While lawmakers in both chambers say that the current House and Senate leaders have grown increasingly comfortable with each other over time, some wariness remains, especially among House Republicans.
Just over a year ago, a seemingly solid bicameral budget deal blew apart when House GOP leaders realized that Frist had cut a side deal to pare back tax cuts with some of the same moderates who are holding up action this year.
Then, as now, the tension came over Senate moderates’ desire to lessen the tax cuts’ effect on the budget deficit and House conservatives’ belief that deeper cuts would spur revenue growth.
And while bicameral relations have improved since then, some House Republicans privately say they plan to independently confirm any suggestion from Senate leaders that they have enough votes to pass a budget deal this time around.
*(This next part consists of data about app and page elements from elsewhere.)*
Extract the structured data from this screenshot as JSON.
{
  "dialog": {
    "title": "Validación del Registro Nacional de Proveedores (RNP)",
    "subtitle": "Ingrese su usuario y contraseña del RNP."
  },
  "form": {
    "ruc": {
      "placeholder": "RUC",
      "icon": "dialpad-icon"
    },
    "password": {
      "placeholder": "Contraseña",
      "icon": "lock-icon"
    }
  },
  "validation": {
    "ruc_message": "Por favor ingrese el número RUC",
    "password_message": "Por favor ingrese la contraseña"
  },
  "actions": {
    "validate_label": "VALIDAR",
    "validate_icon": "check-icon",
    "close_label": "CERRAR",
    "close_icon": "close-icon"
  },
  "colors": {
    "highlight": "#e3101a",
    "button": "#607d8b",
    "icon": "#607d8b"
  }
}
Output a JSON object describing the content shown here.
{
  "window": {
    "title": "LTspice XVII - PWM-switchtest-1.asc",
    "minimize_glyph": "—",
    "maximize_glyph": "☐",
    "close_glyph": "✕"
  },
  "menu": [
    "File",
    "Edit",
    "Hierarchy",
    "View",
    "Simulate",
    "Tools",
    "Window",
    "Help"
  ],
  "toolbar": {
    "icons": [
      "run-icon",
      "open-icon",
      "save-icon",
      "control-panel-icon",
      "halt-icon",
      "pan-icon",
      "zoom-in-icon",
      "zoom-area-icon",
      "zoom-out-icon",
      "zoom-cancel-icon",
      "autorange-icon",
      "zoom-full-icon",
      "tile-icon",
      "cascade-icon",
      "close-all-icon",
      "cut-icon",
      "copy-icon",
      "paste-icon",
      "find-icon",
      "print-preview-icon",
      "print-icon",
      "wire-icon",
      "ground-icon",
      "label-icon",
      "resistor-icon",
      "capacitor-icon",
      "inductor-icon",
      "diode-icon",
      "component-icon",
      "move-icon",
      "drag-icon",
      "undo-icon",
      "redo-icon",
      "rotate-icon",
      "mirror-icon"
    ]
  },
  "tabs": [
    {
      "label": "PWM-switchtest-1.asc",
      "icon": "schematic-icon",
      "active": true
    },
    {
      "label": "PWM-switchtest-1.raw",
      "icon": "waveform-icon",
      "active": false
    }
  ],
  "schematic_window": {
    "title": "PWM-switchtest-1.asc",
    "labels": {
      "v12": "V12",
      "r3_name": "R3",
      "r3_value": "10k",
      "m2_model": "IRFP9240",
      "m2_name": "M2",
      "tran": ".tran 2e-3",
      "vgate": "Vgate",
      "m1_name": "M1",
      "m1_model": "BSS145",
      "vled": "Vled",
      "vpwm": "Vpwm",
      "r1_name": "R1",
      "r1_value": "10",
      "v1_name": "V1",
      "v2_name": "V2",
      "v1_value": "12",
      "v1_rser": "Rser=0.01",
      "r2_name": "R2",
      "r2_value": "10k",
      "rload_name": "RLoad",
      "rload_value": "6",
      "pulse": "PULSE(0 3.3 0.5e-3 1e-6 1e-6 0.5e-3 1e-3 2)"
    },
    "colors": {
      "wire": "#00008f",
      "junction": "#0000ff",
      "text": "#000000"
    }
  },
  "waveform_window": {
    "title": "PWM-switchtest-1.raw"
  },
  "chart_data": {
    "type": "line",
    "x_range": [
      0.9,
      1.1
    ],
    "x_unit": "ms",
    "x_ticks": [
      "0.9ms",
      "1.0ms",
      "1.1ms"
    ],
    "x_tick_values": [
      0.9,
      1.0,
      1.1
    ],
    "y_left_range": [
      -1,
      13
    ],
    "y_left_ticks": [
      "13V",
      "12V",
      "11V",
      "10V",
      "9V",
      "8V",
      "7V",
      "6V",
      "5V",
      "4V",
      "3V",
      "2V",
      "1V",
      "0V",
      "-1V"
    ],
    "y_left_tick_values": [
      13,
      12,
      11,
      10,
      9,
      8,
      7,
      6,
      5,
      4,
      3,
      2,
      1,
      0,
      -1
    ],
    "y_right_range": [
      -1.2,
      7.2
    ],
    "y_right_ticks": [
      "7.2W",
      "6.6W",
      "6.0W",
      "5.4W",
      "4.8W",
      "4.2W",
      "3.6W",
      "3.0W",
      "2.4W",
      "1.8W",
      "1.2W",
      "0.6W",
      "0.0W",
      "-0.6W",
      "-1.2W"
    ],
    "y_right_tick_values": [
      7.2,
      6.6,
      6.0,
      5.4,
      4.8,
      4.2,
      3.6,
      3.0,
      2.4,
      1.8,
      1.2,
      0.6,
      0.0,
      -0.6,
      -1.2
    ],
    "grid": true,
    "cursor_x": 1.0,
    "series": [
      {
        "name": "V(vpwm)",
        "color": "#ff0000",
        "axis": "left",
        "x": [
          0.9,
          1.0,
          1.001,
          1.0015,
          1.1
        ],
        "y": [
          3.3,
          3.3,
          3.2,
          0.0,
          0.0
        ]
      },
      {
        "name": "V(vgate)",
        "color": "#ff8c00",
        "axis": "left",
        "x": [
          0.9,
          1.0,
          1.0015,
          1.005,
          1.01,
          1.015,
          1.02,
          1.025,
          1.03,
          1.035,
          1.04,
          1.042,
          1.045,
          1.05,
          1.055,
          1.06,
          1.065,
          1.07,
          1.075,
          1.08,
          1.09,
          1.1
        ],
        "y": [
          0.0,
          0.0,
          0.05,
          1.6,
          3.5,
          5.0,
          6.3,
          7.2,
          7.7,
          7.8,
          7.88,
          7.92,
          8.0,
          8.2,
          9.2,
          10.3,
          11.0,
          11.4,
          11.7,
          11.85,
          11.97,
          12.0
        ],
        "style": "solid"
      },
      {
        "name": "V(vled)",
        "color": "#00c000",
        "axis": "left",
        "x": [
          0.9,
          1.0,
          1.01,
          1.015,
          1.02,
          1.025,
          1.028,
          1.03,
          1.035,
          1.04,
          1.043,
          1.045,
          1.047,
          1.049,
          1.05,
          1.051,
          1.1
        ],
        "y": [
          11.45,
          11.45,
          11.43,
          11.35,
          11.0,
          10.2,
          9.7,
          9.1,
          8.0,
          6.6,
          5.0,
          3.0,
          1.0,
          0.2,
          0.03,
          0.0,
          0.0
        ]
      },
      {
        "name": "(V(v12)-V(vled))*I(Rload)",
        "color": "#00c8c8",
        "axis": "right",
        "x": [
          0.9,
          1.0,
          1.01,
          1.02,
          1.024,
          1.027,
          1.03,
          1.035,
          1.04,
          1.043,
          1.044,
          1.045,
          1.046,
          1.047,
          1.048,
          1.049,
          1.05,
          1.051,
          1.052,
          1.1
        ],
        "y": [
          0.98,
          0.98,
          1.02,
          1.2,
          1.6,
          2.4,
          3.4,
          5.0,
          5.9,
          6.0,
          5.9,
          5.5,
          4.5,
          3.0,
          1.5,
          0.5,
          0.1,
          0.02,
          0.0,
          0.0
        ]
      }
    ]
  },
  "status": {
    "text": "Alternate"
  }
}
“There is still a lingering sense of ‘trust, but verify,’” said a House GOP aide familiar with the negotiations.
Given the frustration on both sides of the Capitol with the entire budget process, some Members believe it might be better to abandon bicameral budget talks and simply use procedures in both chambers that would generally set the total amount of money that appropriators could spend.
“With Republicans controlling the House and Senate and White House, why can’t we control spending?” Chafee asked. “I don’t necessarily agree that we have to have a budget.”
But without a budget, Senate Republicans could not push tax cuts through the reconciliation process, which budget rules protect from filibuster.
And the House would be forced to take a contentious vote on raising the debt limit. A bicameral budget resolution, however, would allow the House to pass the debt-limit increase without a separate vote.